Updated: Mar 13
Today, new veterinary graduates learn little, if any, of the secrets on the use of paints, sweats and liniments. There are dozens, if not hundreds, of "secret mixtures" containing various counterirritants, each made up for a special condition for a particular horse.
The healing process in horses is much quicker than in most other animals. This is the reason why treating wounds and leg problems in horses is quite different than treating dogs or humans. The idea behind using counterirritants is to stimulate the natural healing processes of the horse. The counterirritant should not be used to destroy tissue, or as a "physiological bandage." The ability to heal rapidly is sometimes counterproductive to the best interests of the horse.

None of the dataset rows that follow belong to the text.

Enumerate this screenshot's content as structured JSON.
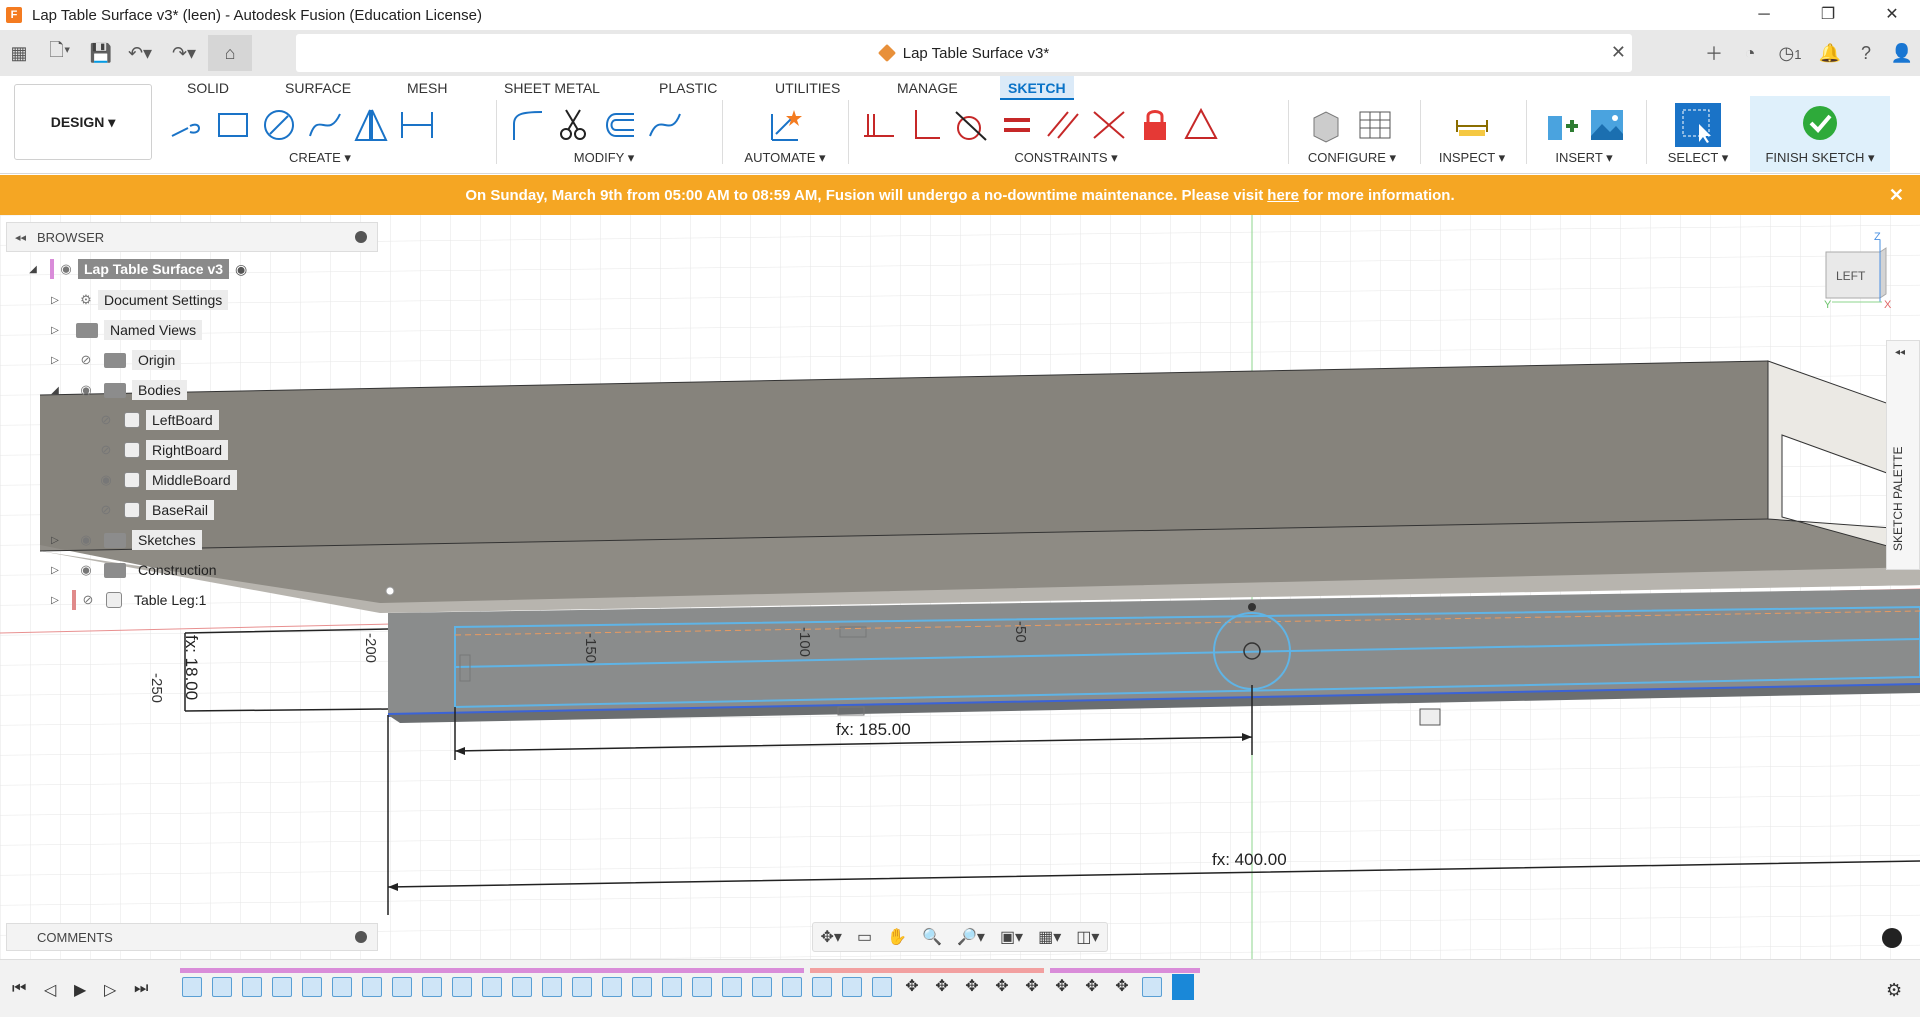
{
  "window": {
    "title": "Lap Table Surface v3* (leen) - Autodesk Fusion (Education License)",
    "minimize": "─",
    "restore": "❐",
    "close": "✕"
  },
  "document_tab": {
    "title": "Lap Table Surface v3*",
    "close": "✕"
  },
  "quick_access": {
    "job_count": "1"
  },
  "ribbon": {
    "workspace": "DESIGN ▾",
    "tabs": [
      "SOLID",
      "SURFACE",
      "MESH",
      "SHEET METAL",
      "PLASTIC",
      "UTILITIES",
      "MANAGE",
      "SKETCH"
    ],
    "active_tab": "SKETCH",
    "groups": {
      "create": "CREATE ▾",
      "modify": "MODIFY ▾",
      "automate": "AUTOMATE ▾",
      "constraints": "CONSTRAINTS ▾",
      "configure": "CONFIGURE ▾",
      "inspect": "INSPECT ▾",
      "insert": "INSERT ▾",
      "select": "SELECT ▾",
      "finish": "FINISH SKETCH ▾"
    }
  },
  "banner": {
    "text_before": "On Sunday, March 9th from 05:00 AM to 08:59 AM, Fusion will undergo a no-downtime maintenance. Please visit",
    "link": "here",
    "text_after": "for more information.",
    "close": "✕"
  },
  "browser": {
    "title": "BROWSER",
    "root": "Lap Table Surface v3",
    "items": [
      {
        "label": "Document Settings"
      },
      {
        "label": "Named Views"
      },
      {
        "label": "Origin"
      },
      {
        "label": "Bodies"
      },
      {
        "label": "LeftBoard"
      },
      {
        "label": "RightBoard"
      },
      {
        "label": "MiddleBoard"
      },
      {
        "label": "BaseRail"
      },
      {
        "label": "Sketches"
      },
      {
        "label": "Construction"
      },
      {
        "label": "Table Leg:1"
      }
    ]
  },
  "comments": {
    "title": "COMMENTS"
  },
  "sketch_palette": {
    "label": "SKETCH PALETTE"
  },
  "viewcube": {
    "face": "LEFT",
    "axis_z": "Z",
    "axis_y": "Y",
    "axis_x": "X"
  },
  "canvas": {
    "dimensions": [
      "fx: 18.00",
      "fx: 185.00",
      "fx: 400.00"
    ],
    "ruler_labels": [
      "-250",
      "-200",
      "-150",
      "-100",
      "-50"
    ]
  }
}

Proud flesh is one example of a healing process in the horse which often gets out of hand. Excess bony growth which can easily occur from just a slight bump is another example. In cases such as these, counterirritants may be used to slow the healing processes. The reasoning being that stimulating inflammation in the face of inflammation may actually slow healing.
In other instances, a wound or ligament tear may become chronic and lack appropriate healing. Counterirritants can get the healing process going again. Infected joints need inflammation to aid the healing process. Counterirritants can be used successfully to accomplish this. Some of the essential oils used in making counterirritants produce heat, and must be mixed with a vehicle so that burning of the skin will not occur.
We now live in an age of injectables and electronic equipment. These "old formulated paints, ect. will be lost if someone doesn't take an interest in preserving them." Many of the old formulas were named after those who mixed them: many of the mixtures carried the name of the condition it was made to cure.
In the day of injectables and electronic devices, we tend to over-treat horses. We often ignore the natural healing which occurs over time. Heat therapy encourages natural healing, and is cheaper and often more effective than injectable drugs.